Entries from a dataset of interfaces:
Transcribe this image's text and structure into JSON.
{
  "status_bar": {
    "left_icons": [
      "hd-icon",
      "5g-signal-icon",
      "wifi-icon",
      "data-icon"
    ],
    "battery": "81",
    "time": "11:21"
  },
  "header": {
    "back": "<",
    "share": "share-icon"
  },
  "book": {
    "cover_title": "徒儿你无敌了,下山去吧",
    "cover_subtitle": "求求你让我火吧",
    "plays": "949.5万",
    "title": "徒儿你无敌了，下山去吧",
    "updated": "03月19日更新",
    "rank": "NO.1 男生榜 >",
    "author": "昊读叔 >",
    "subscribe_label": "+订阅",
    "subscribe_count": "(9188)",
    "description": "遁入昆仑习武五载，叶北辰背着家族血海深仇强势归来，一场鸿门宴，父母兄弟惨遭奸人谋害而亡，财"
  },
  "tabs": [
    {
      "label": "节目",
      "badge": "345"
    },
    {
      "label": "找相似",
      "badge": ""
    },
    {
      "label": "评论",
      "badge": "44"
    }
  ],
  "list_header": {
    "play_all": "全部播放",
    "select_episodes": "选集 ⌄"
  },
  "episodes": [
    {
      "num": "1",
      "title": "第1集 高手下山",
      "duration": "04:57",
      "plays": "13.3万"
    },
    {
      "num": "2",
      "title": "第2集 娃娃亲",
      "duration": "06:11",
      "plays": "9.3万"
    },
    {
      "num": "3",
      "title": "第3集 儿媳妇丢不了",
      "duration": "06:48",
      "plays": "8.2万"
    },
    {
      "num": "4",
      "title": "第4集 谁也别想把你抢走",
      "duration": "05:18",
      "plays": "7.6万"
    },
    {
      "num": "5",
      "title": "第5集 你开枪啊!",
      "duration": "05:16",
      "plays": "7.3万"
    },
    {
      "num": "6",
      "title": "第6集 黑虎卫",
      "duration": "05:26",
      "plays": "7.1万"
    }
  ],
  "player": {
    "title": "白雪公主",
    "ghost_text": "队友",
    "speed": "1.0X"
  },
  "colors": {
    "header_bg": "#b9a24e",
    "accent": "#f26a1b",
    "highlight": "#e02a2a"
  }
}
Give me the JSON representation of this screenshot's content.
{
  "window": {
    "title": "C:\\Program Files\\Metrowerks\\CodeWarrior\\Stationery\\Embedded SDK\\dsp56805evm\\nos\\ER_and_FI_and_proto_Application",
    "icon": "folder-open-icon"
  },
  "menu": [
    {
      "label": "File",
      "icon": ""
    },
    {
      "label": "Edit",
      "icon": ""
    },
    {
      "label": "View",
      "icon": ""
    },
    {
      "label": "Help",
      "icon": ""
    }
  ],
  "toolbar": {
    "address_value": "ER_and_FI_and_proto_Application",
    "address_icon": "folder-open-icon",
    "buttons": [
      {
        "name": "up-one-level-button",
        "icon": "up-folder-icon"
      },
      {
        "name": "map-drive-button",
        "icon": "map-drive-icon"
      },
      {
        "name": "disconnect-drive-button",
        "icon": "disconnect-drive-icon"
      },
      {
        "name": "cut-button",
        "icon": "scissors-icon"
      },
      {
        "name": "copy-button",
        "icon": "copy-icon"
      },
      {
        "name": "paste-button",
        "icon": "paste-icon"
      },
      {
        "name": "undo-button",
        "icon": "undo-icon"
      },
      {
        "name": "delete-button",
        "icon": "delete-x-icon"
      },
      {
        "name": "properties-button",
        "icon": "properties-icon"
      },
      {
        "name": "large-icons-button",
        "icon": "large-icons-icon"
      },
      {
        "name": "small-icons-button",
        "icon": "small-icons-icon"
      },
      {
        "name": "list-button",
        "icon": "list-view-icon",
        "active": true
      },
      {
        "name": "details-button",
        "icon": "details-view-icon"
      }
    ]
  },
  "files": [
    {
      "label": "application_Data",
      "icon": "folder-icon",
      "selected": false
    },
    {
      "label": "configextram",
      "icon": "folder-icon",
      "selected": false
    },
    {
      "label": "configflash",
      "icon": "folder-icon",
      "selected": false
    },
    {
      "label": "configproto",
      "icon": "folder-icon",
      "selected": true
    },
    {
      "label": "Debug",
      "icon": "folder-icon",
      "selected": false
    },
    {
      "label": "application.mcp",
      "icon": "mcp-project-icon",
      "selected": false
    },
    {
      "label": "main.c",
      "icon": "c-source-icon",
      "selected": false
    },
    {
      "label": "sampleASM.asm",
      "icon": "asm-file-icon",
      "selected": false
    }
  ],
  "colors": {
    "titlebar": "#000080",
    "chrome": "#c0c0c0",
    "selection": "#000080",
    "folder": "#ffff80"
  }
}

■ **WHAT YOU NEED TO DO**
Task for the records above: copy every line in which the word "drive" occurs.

■ **EXERCISE RESULT**
        "name": "map-drive-button",
        "icon": "map-drive-icon"
        "name": "disconnect-drive-button",
        "icon": "disconnect-drive-icon"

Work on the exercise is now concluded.